Discontent continues over claims that Saddam Hussein may have conducted biological weapons experiments on human beings. Saddam is said to be "furious" at the allegations and has refused UN weapons inspectors access to suspected arms sites.
The rumblings in Iraq continue. Saddam Hussein insisted all UN weapons inspections must stop until an American official, UNSCOM team leader Scott Ritter, was removed. William Cohen, the UN Defence Secretary, pledged not to reduce the military force in the Gulf until Iraq fully complied with the arms inspections and Britain, expressing "grave concern" at the new turn of events, launched two battleships to the region.
Speaking in Baghdad, Bill Richardson, the US ambassador to the UN, accused Iraq of being "up to its old tricks ... the Iraqis are really pushing this to the brink. It is important that Saddam Hussein be constrained."

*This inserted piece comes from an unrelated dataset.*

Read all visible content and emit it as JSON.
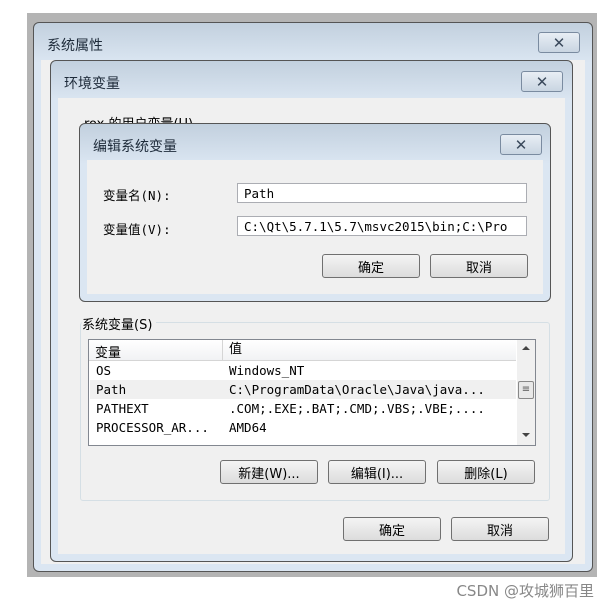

Meanwhile, Madeleine Albright, the US Secretary of State, has made it dear that the powerful naval and air force assembled by the Pentagon in the Gulf region is ready to attack if necessary, stating the US will "not rule out any options".

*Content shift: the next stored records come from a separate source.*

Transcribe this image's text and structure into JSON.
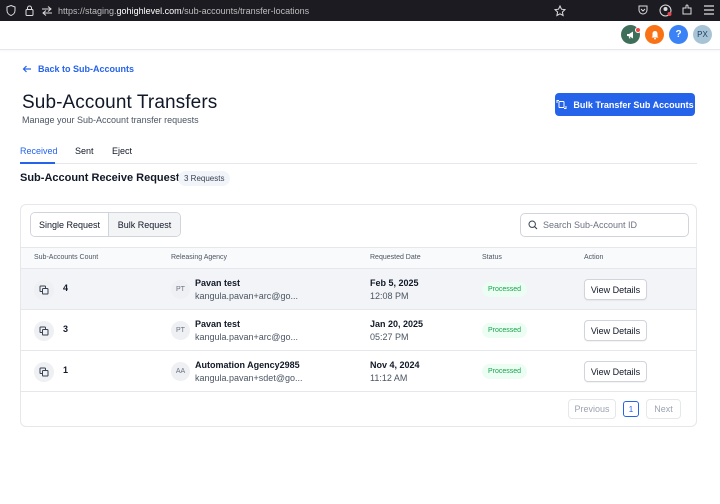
{
  "browser": {
    "url_prefix": "https://staging.",
    "url_domain": "gohighlevel.com",
    "url_path": "/sub-accounts/transfer-locations"
  },
  "header": {
    "avatar_initials": "PX",
    "help_glyph": "?"
  },
  "page": {
    "back_label": "Back to Sub-Accounts",
    "title": "Sub-Account Transfers",
    "subtitle": "Manage your Sub-Account transfer requests",
    "bulk_button": "Bulk Transfer Sub Accounts"
  },
  "tabs": [
    {
      "label": "Received",
      "active": true
    },
    {
      "label": "Sent",
      "active": false
    },
    {
      "label": "Eject",
      "active": false
    }
  ],
  "section": {
    "title": "Sub-Account Receive Requests",
    "badge": "3 Requests"
  },
  "toggle": {
    "single": "Single Request",
    "bulk": "Bulk Request"
  },
  "search": {
    "placeholder": "Search Sub-Account ID"
  },
  "table": {
    "columns": [
      "Sub-Accounts Count",
      "Releasing Agency",
      "Requested Date",
      "Status",
      "Action"
    ],
    "rows": [
      {
        "count": "4",
        "initials": "PT",
        "agency": "Pavan test",
        "email": "kangula.pavan+arc@go...",
        "date": "Feb 5, 2025",
        "time": "12:08 PM",
        "status": "Processed",
        "action": "View Details"
      },
      {
        "count": "3",
        "initials": "PT",
        "agency": "Pavan test",
        "email": "kangula.pavan+arc@go...",
        "date": "Jan 20, 2025",
        "time": "05:27 PM",
        "status": "Processed",
        "action": "View Details"
      },
      {
        "count": "1",
        "initials": "AA",
        "agency": "Automation Agency2985",
        "email": "kangula.pavan+sdet@go...",
        "date": "Nov 4, 2024",
        "time": "11:12 AM",
        "status": "Processed",
        "action": "View Details"
      }
    ]
  },
  "pagination": {
    "previous": "Previous",
    "page": "1",
    "next": "Next"
  },
  "colors": {
    "primary": "#2563eb",
    "success": "#16a34a",
    "header_green": "#3f6f5a",
    "header_orange": "#f97316",
    "header_blue": "#3b82f6",
    "avatar_bg": "#a7c4d6"
  }
}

However, for all the muscle flexing and sabre rattling, it is becoming increasingly apparent that the US and Britain stand largely alone. The Russian Foreign Minister Yevgeny Primakov who clashed with Madeleine Albright over policy towards Iraq declared publicly "an overwhelming majority" of the world opposed Washington's threat to use force if diplomacy with Baghdad failed.

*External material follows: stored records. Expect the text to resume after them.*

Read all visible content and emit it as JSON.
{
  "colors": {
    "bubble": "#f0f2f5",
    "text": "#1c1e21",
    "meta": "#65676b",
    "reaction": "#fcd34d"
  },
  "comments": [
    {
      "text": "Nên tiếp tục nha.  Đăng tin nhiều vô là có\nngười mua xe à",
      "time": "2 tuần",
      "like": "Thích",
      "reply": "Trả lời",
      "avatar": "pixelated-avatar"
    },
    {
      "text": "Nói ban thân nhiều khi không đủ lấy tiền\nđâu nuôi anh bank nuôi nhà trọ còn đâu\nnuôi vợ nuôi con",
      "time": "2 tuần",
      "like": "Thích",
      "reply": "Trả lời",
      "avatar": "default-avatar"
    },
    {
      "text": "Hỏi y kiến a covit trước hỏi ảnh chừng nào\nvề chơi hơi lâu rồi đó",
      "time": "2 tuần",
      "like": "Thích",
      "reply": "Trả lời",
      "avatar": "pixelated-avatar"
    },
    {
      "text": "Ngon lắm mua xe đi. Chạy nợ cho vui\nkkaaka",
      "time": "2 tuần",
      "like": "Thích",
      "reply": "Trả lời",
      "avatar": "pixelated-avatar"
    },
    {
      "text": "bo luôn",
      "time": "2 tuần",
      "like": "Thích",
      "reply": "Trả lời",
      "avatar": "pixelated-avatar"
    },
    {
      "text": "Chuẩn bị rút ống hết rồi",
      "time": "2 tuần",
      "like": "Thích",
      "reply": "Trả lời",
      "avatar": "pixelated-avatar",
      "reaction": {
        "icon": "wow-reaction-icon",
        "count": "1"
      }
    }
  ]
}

"The Americans are beginning to look like that bad guys in...